The following quotations were taken from a Toronto newspaper. They are samples of comments from individuals wrote down on their claim forms following their auto accidents.

The guy was all over the road, I had to swerve several times before I hit him.

Coming home I drove into the wrong house and collided with a tree I don't have. A pedestrian hit me and went under my car.

I told the police that I was not injured, but on removing my hat, I found that I had a skull fracture.

I was on my way to the doctor's with rear end trouble when my universal joint gave way causing me to have an accident.

I had been shopping for plants all day, and was on my way home. As I reached the intersection a hedge sprang up, obscuring my vision. I did not see the other car.

The indirect cause of this accident was a little guy in a small car with a big mouth.

I was thrown from my car as it left the road. I was later found in a ditch by some stray cows.

An invisible car came out of nowhere, struck my vehicle, and vanished.

I pulled away from the side of the road, glanced at my mother-in-law, and went over the embankment.

The telephone pole was approaching fast. I was attempting to swerve out of its path when it struck my vehicle.

Source: Internet

Wednesday, August 1, 2012

Made In Japan

There was a Japanese man who went to America
for sightseeing. On the last day, he hailed a cab
and told the driver to drive to the airport.

During the journey, a Honda drove past the taxi.
Thereupon, the man leaned out of the window
excitedly and yelled,
"Honda, very fast! Made in Japan!"
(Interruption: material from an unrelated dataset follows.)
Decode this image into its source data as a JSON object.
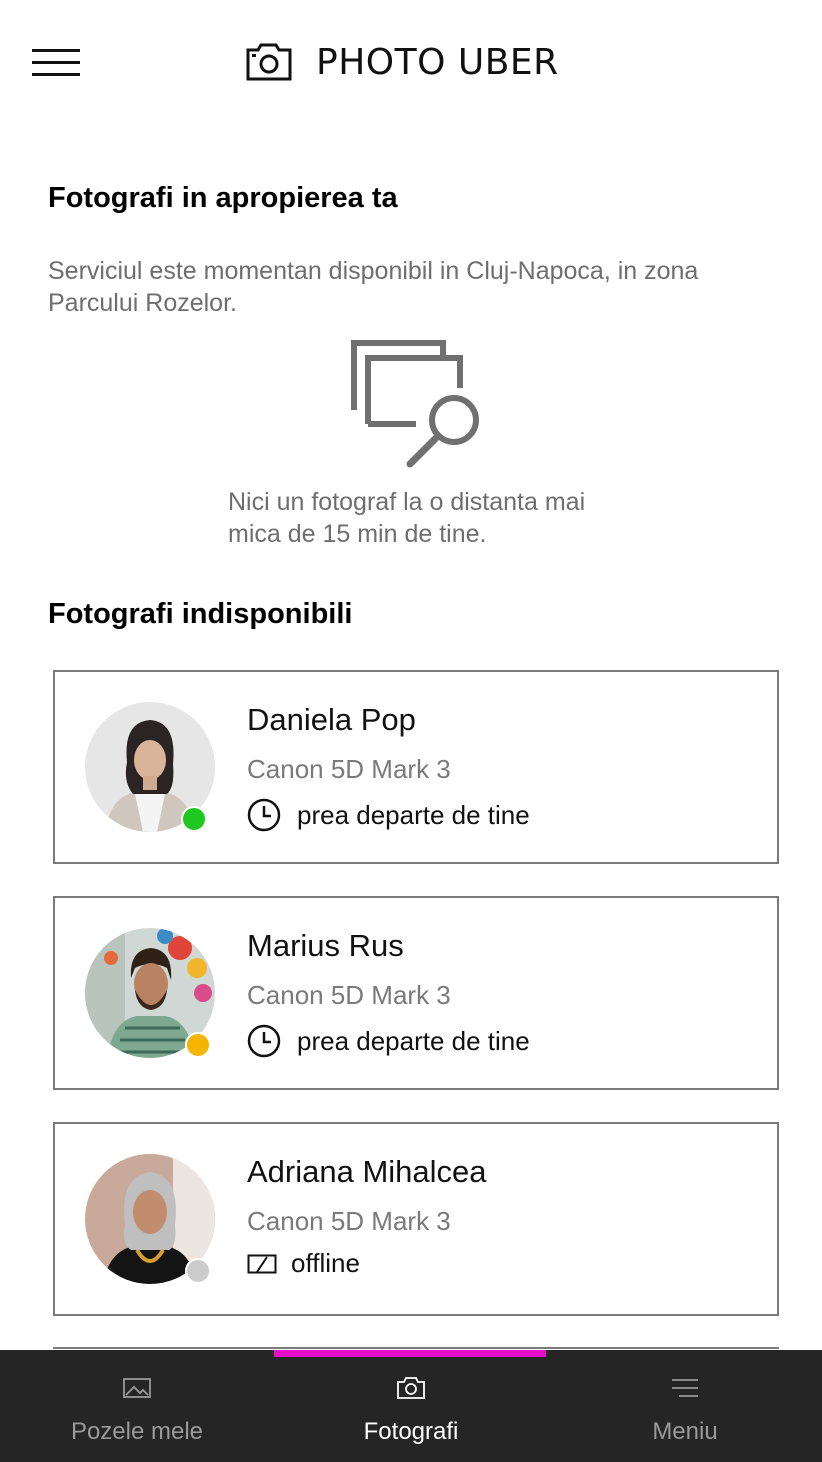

After a while, a Toyota sped past the taxi.
Again, the Japanese man leaned out of the
window and yelled,
"Toyota, very fast! Made in Japan!"

And then a Mitsubishi sped past the taxi.
For the third time, the Japanese leaned out of
the window and yelled,
"Mitsubishi, very fast! Made in Japan!"

The driver was a little angry, but he kept quiet.
And this went on for quite a number of cars.

Finally, the taxi came to the airport.
The fare was $300.
The Japanese exclaimed, "Wah... so expensive!"

There upon, the driver yelled back -
"Meter, very fast! Made in Japan!"

Source: Internet